By Hadar Susskind
I was looking for that picture of me checking email on my phone while talking in the direction of my pre-teen son who is plugged in to his Ipad and totally ignoring me, as my daughter bounds singing through the room and my wife tries to hear the conference call that she is on. Somehow, we forget to memorialize that all too common moment, so instead you get to see this beautiful, if slightly old, photo of us on vacation looking tanned and relaxed.
That is of course, because no one records those regular moments of mayhem. And, while we might talk about them with a friend as we complain, it is the tanned and relaxed picture that goes on Facebook, gets emailed to the in-laws, and is the public face of our family lives.
Not that I have any desire to see pictures of crying kids (or parents for that matter) but it is important that, as we seek to balance the personal and the professional in our lives, we can be honest about our successes and failures in that arena.
As a husband and father, one of the challenges that I encounter is the assumption, often but not always from older male executives, that men should be less concerned with a “work-life balance” and less focused on the needs of their families.
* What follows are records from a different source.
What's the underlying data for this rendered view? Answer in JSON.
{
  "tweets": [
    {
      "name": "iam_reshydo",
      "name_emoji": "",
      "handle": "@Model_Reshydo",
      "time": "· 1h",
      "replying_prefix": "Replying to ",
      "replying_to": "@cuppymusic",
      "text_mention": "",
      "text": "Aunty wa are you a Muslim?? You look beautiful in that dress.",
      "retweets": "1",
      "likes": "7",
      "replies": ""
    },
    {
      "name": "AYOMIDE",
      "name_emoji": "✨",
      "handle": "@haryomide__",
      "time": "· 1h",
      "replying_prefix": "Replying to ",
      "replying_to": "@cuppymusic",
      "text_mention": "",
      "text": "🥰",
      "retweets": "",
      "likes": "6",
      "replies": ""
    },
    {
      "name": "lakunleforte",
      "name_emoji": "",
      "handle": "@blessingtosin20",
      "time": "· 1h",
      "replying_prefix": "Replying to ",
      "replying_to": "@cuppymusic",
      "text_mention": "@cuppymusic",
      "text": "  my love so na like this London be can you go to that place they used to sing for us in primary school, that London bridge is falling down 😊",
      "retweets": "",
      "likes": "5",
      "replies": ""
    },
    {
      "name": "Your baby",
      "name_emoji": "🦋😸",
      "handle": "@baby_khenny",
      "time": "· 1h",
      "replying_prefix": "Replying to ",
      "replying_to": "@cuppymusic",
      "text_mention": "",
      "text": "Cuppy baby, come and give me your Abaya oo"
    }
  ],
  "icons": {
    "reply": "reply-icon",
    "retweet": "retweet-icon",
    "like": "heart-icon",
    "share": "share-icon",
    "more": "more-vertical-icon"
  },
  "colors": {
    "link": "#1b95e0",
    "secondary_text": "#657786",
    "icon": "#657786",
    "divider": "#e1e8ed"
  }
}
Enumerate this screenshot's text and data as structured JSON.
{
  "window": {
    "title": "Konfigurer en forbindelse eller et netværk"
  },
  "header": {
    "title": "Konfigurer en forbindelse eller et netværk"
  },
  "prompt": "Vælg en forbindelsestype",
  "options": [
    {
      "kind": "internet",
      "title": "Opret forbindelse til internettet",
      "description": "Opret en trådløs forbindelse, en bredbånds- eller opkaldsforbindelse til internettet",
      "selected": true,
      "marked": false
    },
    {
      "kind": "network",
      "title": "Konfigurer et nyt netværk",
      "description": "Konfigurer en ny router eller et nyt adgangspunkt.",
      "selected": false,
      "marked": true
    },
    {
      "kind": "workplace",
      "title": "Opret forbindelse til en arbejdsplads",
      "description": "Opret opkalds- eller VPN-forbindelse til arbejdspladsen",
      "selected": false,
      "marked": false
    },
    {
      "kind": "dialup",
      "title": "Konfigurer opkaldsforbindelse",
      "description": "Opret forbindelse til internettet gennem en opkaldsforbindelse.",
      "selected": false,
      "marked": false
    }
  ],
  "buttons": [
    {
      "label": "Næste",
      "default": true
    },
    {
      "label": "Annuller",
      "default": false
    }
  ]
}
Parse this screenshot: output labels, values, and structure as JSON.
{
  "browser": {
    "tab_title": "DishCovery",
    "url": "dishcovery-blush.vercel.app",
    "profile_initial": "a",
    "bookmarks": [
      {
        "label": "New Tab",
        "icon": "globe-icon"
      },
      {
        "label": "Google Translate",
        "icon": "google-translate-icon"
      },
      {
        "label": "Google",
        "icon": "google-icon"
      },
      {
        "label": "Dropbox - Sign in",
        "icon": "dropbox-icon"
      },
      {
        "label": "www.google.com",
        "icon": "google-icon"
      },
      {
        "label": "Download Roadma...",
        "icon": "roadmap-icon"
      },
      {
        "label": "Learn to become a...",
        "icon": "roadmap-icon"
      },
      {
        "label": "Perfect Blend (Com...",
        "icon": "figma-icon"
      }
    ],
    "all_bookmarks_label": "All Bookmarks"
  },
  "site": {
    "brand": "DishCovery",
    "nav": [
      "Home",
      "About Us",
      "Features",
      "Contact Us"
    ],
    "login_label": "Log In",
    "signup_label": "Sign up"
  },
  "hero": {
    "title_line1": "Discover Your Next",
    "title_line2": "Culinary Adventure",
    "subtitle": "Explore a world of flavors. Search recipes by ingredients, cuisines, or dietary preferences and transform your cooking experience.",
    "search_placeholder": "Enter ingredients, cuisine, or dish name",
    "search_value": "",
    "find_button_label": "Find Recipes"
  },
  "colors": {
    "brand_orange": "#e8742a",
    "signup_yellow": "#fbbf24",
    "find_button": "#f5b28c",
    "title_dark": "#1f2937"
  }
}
I once canceled a meeting to stay home with a sick child, and got an email back saying, with no joke intended, “can’t your wife do that, this is important?”. I won’t name the Jewish community professional who sent that email, but I believe he did so because the idea of staying home with a sick child, instead of your wife doing so, was totally foreign to him.